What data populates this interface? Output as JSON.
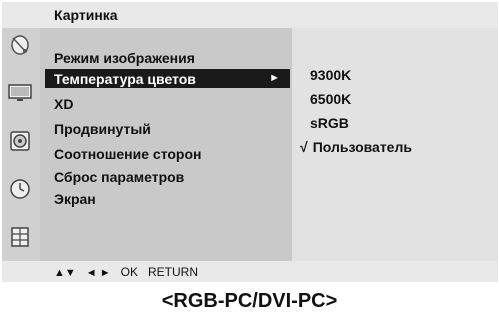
{
  "osd": {
    "title": "Картинка",
    "menu": {
      "items": [
        {
          "label": "Режим изображения"
        },
        {
          "label": "Температура цветов",
          "arrow": "►"
        },
        {
          "label": "XD"
        },
        {
          "label": "Продвинутый"
        },
        {
          "label": "Соотношение сторон"
        },
        {
          "label": "Сброс параметров"
        },
        {
          "label": "Экран"
        }
      ],
      "selected": "Температура цветов"
    },
    "submenu": {
      "items": [
        {
          "label": "9300K"
        },
        {
          "label": "6500K"
        },
        {
          "label": "sRGB"
        },
        {
          "label": "Пользователь",
          "check": "√"
        }
      ],
      "checked": "Пользователь"
    },
    "icons": [
      "satellite-dish-icon",
      "monitor-icon",
      "speaker-icon",
      "clock-icon",
      "lock-icon"
    ],
    "nav": {
      "arrows_updown": "▲▼",
      "arrows_leftright": "◄ ►",
      "ok": "OK",
      "return": "RETURN"
    },
    "colors": {
      "highlight_bg": "#1a1a1a",
      "highlight_text": "#ffffff",
      "menu_bg": "#c9c9c9",
      "submenu_bg": "#e2e2e2"
    }
  },
  "caption": "<RGB-PC/DVI-PC>"
}
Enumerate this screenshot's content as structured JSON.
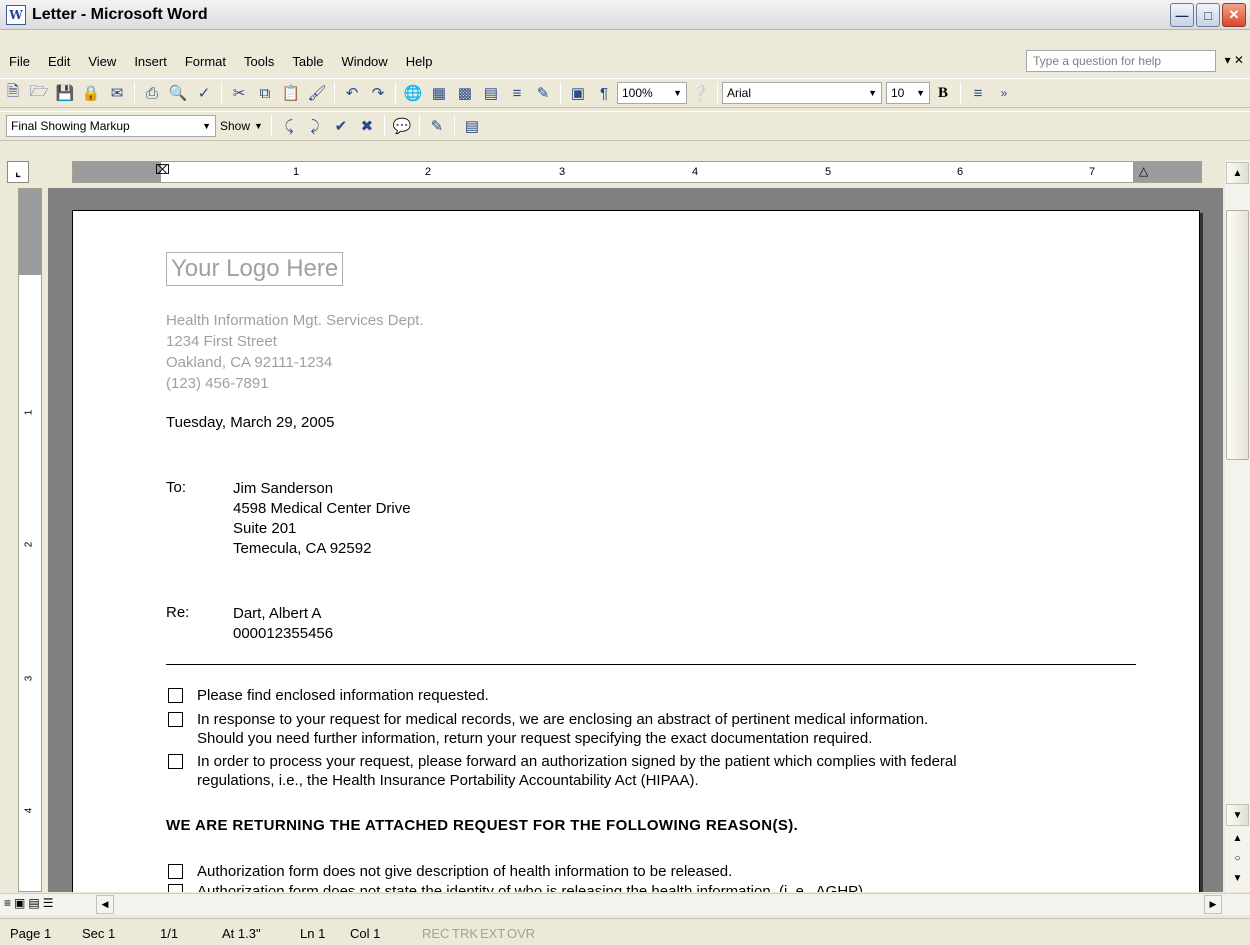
{
  "window": {
    "title": "Letter - Microsoft Word",
    "icon": "W"
  },
  "menu": {
    "items": [
      "File",
      "Edit",
      "View",
      "Insert",
      "Format",
      "Tools",
      "Table",
      "Window",
      "Help"
    ],
    "help_placeholder": "Type a question for help"
  },
  "toolbar": {
    "zoom": "100%",
    "font": "Arial",
    "size": "10",
    "bold": "B",
    "markup": "Final Showing Markup",
    "show": "Show"
  },
  "ruler": {
    "numbers": [
      "1",
      "2",
      "3",
      "4",
      "5",
      "6",
      "7"
    ]
  },
  "vruler": {
    "numbers": [
      "1",
      "2",
      "3",
      "4"
    ]
  },
  "letter": {
    "logo": "Your Logo Here",
    "sender": [
      "Health Information Mgt. Services Dept.",
      "1234 First Street",
      "Oakland, CA 92111-1234",
      "(123) 456-7891"
    ],
    "date": "Tuesday, March 29, 2005",
    "to_label": "To:",
    "to_lines": [
      "Jim Sanderson",
      "4598 Medical Center Drive",
      "Suite 201",
      "Temecula, CA 92592"
    ],
    "re_label": "Re:",
    "re_lines": [
      "Dart, Albert A",
      "000012355456"
    ],
    "checks": [
      [
        "Please find enclosed information requested."
      ],
      [
        "In response to your request for medical records, we are enclosing an abstract of pertinent medical information.",
        "Should you need further information, return your request specifying the exact documentation required."
      ],
      [
        "In order to process your request, please forward an authorization signed by the patient which complies with federal",
        "regulations, i.e., the Health Insurance Portability Accountability Act (HIPAA)."
      ]
    ],
    "heading": "WE ARE RETURNING THE ATTACHED REQUEST FOR THE FOLLOWING REASON(S).",
    "reasons": [
      "Authorization form does not give description of health information to be released.",
      "Authorization form does not state the identity of who is releasing the health information. (i. e., AGHP)"
    ]
  },
  "status": {
    "page": "Page 1",
    "sec": "Sec 1",
    "pages": "1/1",
    "at": "At 1.3\"",
    "ln": "Ln 1",
    "col": "Col 1",
    "rec": "REC",
    "trk": "TRK",
    "ext": "EXT",
    "ovr": "OVR"
  }
}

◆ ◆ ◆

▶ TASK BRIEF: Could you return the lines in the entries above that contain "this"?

▶ WRITTEN SOLUTION:
What data populates this interface? Output as JSON.
Enumerate this screenshot's content as structured JSON.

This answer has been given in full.